Fluorescence reporter proteins/probes are coupled with live-cell confocal imaging to study many biological processes, including protein trafficking, axonal transport, mitochondrial membrane potential, mitochondrial fusion, calcium levels, protein turnover, etc. Techniques such as photoactivation, fluorescence resonance transfer (FRET), and ratiometric imaging are employed for a variety of different applications. These studies are conducted using sophisticated instruments at the Byrd Microscopy Core. These studies are conducted by multiple labs, including Thinakaran, Blair, Parent, Heckmann, and Dharap.

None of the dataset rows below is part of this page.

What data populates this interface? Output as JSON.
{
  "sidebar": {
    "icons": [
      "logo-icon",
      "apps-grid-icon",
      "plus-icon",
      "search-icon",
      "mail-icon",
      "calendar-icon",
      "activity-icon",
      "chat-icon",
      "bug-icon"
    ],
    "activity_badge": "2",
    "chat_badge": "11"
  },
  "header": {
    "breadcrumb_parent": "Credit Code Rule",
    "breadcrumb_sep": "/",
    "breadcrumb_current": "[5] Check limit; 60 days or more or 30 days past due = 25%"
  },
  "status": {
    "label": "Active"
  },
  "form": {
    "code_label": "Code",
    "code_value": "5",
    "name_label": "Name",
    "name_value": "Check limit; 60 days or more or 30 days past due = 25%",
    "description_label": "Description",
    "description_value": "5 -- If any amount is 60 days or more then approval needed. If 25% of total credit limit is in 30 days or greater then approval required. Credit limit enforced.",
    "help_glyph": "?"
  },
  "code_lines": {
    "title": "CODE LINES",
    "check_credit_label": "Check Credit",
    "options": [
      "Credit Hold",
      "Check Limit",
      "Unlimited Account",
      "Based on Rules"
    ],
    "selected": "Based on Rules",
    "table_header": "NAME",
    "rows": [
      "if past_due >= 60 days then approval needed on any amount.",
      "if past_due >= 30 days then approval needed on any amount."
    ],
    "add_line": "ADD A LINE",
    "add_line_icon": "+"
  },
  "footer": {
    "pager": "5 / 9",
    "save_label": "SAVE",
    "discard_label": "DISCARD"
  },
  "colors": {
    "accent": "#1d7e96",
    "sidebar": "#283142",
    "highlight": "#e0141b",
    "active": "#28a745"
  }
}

The ZEISS Axio Scan.Z1 instrument, a component of the Byrd Microscopy Core (link), is a powerful automated slide scanner with high throughput (100 whole slides) brightfield and fluorescence imaging capabilities used to image and quantitate brain tissue sections. The Li-Cor Odessey CLx imager is used to quantify immunoblots, in-cell westerns, microarrays, and tissues using near infrared (NIR) fluorescence, providing 6 logs of linear dynamic range. The Byrd also houses 2 Protein Simple Wes instruments, which allows investigators to separate and analyze proteins by size with pg-level sensitivity and provides quantitative data with up to 6 logs of linear dynamic range. All Byrd labs use these instruments.
Mitochondria, which are powerhouses of all cells, not only produce the vast majority of cellular energy (ATP) but also execute the cell death program. Mitochondrial dysfunction is common to all neurodegenerative diseases. We utilize the Seahorse XFe96 Analyzer coupled with pharmacological tools to measure mitochondrial respiration in real time in live cells, isolated mitochondria, or ex vivo tissues. These studies are conducted by multiple labs, including Heckmann.
Investigators utilize a variety of genetically modified mice to model proteinopathies such as amyloid, tau, TDP-43, and a-synuclein, which resemble those in human patient brains. Animal models are used to test genetic modifiers of pathology as well as potential therapeutic agents.
The multiphoton confocal microscopy allows investigators to image tissues (i.e. brain) at a subcellular resolution in live animals and ex vivo tissues using near infrared (NIR) pulse lasers coupled with optogenetic fluorescent proteins or fluorescent probes. The Nikon A1R HD multiphoton confocal system is housed at the Byrd Microscopy Core.
Use of the QuantStudioTM 12K Flex Real-Time PCR System together with OpenArray technology (housed in the Bickford lab) allows investigators to assess changes in the expression of 600 genes simultaneously from RNA isolated from healthy versus diseased cells and tissues.
Proteomics is the large-scale study of proteins often using mass spectrometry to identify protein fragments from complex biological samples. These studies are used to discover both the identity of proteins and change in protein levels from diseased versus healthy tissues, leading to discovery of novel disease-relevant biomarkers.
X-ray crystallography

X-ray crystallography is the main experimental technique used to determined three-dimensional structures of proteins, using X-ray diffraction by protein crystals.  The high resolution structural information provided by X-ray crystallography is used to understand protein function and to engineer novel inhibitors.  USF is a member of the SER-CAT beamline at the Advanced Photon Source (APS) of Argonne National Laboratory, a national synchrotron-radiation light source.  This gives us regular access to one of the best X-ray facilities in the world and allows us to do data collection remotely through robotic systems. These studies are conducted by the Chen lab.  

Molecular docking  

Molecular docking uses computational programs to simulate molecular interactions between proteins and small molecule ligands.  These calculations provide valuable insights into how proteins bind to their substrates and regulators, and offer an effective tool to screen compound libraries in silico and to design new small molecule inhibitors.  Using the high performance scientific computing server at USF, we can virtually screen millions of commercially available compounds against proteins of interest and identify potential inhibitors. Subsequently, molecular docking can also be employed to evaluate modifications of lead compounds to enhance their activities. These studies are conducted by the Chen lab.